(EXTRACTED ENTRIES):
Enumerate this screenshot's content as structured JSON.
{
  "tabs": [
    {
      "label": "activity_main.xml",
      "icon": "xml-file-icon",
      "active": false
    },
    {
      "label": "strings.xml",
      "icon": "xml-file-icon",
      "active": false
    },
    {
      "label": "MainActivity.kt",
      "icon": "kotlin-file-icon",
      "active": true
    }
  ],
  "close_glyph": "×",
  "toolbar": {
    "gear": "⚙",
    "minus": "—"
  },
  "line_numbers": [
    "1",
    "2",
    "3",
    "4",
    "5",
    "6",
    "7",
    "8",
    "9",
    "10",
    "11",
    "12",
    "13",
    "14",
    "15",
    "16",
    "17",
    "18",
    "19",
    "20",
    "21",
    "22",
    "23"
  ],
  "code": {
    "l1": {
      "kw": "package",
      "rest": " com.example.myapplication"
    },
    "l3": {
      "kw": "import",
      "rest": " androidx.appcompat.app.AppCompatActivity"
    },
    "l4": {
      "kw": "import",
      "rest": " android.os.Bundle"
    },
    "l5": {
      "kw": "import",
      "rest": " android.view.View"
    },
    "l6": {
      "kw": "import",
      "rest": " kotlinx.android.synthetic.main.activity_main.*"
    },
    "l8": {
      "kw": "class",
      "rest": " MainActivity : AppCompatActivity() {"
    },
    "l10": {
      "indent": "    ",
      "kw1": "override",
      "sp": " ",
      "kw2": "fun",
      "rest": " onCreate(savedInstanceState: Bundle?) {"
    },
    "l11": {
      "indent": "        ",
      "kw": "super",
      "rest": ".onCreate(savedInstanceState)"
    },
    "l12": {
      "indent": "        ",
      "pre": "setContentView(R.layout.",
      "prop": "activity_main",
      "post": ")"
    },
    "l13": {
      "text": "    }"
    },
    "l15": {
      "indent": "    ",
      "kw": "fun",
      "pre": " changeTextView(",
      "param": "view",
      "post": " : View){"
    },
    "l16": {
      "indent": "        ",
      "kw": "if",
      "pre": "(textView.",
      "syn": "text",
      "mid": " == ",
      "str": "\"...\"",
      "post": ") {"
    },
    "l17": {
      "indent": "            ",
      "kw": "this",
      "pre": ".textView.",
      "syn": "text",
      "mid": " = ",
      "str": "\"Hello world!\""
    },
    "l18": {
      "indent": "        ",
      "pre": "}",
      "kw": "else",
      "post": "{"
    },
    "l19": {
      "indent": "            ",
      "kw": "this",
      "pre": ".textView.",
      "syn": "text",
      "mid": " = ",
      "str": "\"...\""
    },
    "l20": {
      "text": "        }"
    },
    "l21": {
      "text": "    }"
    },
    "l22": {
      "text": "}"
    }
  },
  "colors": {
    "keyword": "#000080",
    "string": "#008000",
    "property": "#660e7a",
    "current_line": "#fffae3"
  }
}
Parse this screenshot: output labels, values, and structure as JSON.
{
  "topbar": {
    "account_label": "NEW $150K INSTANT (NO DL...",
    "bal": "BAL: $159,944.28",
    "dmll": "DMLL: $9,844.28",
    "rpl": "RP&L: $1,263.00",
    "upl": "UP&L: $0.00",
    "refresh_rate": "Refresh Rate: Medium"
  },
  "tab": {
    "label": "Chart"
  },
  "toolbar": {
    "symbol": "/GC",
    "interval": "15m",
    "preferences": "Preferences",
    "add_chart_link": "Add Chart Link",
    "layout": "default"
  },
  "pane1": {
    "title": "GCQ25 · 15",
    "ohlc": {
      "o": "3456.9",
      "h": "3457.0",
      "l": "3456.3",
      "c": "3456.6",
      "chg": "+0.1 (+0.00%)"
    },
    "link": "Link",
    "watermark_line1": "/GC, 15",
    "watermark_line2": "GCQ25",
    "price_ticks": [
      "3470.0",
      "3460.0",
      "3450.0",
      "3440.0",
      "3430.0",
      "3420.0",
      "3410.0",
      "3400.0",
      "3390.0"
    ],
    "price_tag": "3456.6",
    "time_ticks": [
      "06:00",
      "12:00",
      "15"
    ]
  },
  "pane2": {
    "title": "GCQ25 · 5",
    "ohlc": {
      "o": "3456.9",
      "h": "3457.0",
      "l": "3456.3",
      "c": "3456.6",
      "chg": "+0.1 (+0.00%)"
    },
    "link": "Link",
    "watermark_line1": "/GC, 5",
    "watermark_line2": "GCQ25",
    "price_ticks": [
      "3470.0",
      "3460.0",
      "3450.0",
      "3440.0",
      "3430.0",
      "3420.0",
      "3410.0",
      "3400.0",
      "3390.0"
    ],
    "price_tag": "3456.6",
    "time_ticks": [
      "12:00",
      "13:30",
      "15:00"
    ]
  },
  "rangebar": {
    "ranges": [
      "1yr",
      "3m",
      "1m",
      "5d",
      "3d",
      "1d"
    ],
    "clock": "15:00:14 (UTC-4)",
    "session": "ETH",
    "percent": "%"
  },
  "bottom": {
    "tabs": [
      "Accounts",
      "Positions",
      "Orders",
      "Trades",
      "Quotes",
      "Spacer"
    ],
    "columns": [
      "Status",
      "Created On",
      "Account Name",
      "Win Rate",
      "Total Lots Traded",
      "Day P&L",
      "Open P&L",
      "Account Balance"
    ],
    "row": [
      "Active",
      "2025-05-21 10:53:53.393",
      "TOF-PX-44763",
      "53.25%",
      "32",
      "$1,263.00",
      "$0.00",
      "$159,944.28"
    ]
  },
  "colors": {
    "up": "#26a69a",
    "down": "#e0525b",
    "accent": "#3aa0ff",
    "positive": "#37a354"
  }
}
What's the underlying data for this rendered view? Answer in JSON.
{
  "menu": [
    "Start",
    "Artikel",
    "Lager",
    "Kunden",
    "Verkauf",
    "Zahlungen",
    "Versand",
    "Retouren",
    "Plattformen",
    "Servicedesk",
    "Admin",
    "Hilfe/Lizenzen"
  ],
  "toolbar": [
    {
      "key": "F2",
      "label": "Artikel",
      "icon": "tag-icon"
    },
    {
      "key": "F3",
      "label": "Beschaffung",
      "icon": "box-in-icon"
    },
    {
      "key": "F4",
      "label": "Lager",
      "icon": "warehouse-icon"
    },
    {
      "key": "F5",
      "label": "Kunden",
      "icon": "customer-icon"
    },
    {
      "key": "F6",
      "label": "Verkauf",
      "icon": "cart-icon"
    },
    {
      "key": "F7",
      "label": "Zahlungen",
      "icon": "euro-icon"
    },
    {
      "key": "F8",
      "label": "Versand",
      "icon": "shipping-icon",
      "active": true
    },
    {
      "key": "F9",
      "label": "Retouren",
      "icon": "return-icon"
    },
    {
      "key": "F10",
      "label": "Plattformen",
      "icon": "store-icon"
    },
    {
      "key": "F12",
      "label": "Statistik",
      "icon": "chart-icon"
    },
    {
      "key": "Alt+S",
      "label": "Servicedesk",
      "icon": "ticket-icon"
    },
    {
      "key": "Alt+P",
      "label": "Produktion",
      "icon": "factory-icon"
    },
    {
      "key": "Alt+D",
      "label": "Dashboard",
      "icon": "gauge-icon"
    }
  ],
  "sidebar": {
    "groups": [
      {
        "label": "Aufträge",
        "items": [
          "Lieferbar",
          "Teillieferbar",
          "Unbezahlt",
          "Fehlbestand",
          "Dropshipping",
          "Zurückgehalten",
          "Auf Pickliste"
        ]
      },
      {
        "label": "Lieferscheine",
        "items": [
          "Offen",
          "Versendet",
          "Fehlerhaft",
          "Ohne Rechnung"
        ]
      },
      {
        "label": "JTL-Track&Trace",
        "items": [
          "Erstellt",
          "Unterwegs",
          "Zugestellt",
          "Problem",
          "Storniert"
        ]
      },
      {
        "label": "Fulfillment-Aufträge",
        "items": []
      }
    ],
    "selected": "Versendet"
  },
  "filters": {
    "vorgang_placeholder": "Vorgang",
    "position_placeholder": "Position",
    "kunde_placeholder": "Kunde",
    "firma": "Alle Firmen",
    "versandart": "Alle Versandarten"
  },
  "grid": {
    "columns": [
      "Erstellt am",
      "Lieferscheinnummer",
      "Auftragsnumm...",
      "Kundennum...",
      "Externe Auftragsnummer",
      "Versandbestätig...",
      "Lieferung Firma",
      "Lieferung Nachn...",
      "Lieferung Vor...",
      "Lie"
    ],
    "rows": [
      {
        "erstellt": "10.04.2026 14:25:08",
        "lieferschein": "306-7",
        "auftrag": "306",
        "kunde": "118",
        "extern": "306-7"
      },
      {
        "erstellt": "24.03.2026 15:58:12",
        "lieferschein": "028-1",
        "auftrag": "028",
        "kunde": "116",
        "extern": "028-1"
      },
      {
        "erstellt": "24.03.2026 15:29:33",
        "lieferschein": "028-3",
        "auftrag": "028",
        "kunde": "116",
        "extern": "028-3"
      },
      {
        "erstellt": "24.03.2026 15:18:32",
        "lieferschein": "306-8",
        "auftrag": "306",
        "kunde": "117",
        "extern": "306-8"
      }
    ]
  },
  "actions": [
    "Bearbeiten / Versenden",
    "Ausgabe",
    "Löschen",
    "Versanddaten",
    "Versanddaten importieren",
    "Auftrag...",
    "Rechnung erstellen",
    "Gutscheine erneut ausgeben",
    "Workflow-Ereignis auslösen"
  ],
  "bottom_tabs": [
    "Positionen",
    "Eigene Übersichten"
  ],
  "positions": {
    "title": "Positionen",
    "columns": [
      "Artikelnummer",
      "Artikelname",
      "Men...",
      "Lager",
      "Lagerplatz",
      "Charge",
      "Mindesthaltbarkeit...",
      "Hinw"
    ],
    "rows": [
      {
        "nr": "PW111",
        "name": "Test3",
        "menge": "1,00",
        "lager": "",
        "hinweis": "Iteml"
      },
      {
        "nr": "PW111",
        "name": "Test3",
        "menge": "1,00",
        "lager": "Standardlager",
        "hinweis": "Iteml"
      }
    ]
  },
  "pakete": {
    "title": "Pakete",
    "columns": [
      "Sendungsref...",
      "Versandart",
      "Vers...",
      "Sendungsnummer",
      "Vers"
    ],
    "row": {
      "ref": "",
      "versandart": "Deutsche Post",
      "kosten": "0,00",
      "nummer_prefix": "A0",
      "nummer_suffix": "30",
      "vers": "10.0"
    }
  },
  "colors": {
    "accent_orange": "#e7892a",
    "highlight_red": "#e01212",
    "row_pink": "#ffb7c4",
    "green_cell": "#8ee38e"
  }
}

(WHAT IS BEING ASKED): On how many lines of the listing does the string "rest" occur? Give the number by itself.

(SOLUTION FOR THIS TASK): 8